America has reclaimed the Women’s World Cup after smashing Japan 5-2 in the final – with four goals in the first 16 minutes.
It comes four years after their crushing defeat in July 2011 when Japan clinched the title in a penalty shoot-out.
But on Sunday night, the US squad came back with a vengeance to become the first team to win the title three times.
Testament to their performance, Hope Solo was awarded the Golden Glove as top goalkeeper. Captain Carli Lloyd, who scored an astonishing 50-yard goal and a hat trick in the first half, takes home the Golden Ball for most outstanding performance by a player in the tournament.
President Obama led celebrations on Twitter by inviting the champions to the White House.
Japan had barely time to regroup before they found themselves 3-0 down in the 14th minute.
Two minutes later came one of the most remarkable goals ever witnessed in a Women’s World Cup when Carli Lloyd shot from the half-way line with the scrambling Japanese keeper only able to touch the ball onto the post and into the net.
A goal from over 50 yards out, a rarity in any form of the game, surely will see Lloyd now crowned as winner of the Golden Ball for player of the tournament.
President Obama tweeted: ‘What a win for Team USA! Great game @CarliLloyd! Your country is so proud of all of you. Come visit the White House with the World Cup soon.’

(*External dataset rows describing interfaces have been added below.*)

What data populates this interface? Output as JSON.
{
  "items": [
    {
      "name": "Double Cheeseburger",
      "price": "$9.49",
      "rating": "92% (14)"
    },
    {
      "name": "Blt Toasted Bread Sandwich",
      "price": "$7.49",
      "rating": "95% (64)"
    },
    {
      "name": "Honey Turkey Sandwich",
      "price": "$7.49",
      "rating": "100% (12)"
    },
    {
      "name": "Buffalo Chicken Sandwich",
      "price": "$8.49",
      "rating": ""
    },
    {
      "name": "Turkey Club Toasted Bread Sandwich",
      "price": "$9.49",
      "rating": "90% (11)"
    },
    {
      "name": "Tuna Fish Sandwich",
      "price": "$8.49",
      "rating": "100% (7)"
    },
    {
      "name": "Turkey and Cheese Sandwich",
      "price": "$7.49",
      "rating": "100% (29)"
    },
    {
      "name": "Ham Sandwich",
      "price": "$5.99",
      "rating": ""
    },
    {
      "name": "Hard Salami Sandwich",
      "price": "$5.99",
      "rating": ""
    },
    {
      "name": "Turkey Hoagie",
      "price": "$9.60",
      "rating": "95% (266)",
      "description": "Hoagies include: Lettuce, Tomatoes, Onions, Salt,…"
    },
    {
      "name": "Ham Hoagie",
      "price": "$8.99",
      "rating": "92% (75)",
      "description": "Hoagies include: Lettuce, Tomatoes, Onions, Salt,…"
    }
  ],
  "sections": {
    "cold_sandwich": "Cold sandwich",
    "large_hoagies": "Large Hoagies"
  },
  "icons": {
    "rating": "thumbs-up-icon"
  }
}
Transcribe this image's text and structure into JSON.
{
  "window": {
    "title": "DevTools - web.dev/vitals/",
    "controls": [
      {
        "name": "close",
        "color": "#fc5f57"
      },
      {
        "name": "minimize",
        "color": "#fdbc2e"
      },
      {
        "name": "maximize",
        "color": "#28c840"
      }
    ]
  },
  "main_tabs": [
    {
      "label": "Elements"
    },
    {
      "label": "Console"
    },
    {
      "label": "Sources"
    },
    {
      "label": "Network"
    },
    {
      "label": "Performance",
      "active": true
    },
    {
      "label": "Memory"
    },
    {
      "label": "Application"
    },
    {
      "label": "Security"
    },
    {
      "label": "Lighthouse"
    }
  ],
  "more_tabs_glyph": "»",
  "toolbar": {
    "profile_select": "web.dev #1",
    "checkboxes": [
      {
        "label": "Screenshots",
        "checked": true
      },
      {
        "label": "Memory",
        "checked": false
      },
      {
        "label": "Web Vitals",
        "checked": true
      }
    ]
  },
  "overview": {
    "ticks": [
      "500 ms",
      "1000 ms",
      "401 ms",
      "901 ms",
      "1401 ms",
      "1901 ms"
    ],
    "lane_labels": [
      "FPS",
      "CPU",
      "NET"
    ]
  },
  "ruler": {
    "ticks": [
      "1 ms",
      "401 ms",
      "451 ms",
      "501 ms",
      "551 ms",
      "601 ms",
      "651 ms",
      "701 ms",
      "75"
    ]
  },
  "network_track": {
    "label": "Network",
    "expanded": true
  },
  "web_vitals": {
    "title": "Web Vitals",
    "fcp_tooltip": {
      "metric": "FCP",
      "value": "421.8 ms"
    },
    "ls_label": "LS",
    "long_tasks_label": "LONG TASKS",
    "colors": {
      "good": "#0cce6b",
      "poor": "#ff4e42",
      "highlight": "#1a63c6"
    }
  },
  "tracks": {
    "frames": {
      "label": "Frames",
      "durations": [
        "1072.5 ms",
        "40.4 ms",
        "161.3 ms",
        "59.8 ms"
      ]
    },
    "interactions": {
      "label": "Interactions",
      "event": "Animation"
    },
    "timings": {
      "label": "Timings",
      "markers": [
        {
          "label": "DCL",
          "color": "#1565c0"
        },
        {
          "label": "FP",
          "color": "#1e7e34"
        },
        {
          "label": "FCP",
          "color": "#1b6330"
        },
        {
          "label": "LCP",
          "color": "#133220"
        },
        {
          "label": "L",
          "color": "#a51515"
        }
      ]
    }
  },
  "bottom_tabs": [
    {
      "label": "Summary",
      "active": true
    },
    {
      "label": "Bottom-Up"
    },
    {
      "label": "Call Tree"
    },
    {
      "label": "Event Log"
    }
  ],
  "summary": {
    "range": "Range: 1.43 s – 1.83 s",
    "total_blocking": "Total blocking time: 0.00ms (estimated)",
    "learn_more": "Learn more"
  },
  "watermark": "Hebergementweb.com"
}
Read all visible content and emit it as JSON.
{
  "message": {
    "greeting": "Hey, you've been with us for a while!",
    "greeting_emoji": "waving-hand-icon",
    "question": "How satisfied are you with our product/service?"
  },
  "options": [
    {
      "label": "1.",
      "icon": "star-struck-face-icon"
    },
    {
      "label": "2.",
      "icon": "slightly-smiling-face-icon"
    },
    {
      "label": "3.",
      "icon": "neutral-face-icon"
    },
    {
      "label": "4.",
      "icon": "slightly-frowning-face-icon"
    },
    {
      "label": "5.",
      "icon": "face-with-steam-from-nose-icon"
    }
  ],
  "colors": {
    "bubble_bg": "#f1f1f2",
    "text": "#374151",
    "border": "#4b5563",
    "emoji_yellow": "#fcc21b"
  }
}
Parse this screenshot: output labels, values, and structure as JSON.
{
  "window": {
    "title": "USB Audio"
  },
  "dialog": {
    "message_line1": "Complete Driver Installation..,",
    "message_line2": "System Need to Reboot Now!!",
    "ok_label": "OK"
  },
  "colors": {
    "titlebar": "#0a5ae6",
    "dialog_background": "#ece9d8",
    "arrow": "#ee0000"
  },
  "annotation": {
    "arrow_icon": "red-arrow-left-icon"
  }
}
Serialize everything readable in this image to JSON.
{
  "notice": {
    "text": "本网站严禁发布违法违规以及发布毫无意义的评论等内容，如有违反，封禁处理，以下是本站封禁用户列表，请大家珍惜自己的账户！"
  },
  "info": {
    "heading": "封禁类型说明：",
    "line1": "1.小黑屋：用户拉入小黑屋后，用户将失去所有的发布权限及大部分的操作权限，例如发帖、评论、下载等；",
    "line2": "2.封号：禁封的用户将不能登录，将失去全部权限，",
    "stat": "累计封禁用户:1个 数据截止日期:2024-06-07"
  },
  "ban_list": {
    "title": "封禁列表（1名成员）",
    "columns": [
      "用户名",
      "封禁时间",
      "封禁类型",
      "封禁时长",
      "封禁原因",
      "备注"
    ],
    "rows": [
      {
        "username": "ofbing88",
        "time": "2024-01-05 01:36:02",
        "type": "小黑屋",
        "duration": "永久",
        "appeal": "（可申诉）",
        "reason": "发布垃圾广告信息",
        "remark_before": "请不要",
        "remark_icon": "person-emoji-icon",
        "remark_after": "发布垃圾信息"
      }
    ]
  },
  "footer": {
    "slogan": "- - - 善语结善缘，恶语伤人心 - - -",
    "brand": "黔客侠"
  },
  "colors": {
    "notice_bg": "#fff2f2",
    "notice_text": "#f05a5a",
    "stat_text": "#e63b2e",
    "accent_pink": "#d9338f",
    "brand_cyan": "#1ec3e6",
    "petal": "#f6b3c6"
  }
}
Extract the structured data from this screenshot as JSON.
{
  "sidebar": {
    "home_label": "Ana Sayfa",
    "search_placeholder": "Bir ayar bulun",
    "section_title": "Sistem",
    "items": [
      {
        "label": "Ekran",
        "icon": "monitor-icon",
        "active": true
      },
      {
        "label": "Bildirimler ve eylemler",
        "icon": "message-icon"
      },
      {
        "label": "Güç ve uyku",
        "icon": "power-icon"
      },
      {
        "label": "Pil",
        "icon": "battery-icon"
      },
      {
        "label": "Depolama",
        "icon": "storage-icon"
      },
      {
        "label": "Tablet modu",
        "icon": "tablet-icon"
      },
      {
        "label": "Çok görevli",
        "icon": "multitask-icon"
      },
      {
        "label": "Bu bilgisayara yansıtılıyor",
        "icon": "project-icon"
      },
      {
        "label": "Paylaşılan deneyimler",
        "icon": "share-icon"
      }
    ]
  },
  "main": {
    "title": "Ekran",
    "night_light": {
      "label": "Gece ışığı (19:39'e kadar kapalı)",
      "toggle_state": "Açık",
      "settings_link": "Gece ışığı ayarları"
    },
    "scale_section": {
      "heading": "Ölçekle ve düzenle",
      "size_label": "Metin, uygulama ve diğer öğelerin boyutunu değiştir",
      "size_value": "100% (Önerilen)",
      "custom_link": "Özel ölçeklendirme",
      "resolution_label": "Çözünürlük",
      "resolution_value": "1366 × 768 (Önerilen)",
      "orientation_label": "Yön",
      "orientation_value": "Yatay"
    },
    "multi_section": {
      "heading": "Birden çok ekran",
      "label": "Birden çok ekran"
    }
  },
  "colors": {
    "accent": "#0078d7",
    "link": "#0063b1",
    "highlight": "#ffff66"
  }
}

Michelle Obama said: ‘USA! USA! USA! We’re all so proud of you!’
It is the squad’s first World Cup title since 1999.
Abby Wambach and Christie Rampone, the only player remaining from the 1999 title team, both came on as subs late in what’s expected to be their final World Cup appearances.
Lloyd scored in the third, sixth and 16th minutes, the last a speculative shot from midfield that beat Japan goalkeeper Ayumi Kaihori. Lloyd scored the fastest hat trick in World Cup history, men’s or women’s, in the highest scoring Women’s World Cup final.
Lauren Holiday also scored in the first half and Tobin Heath added a goal in the 54th minute after Japan scored an own goal to cut the deficit to 4-2.
Anchored by Solo in goal, the United States’ most consistent asset in the World Cup so far has been its defense.
Read more: dailymail.co.uk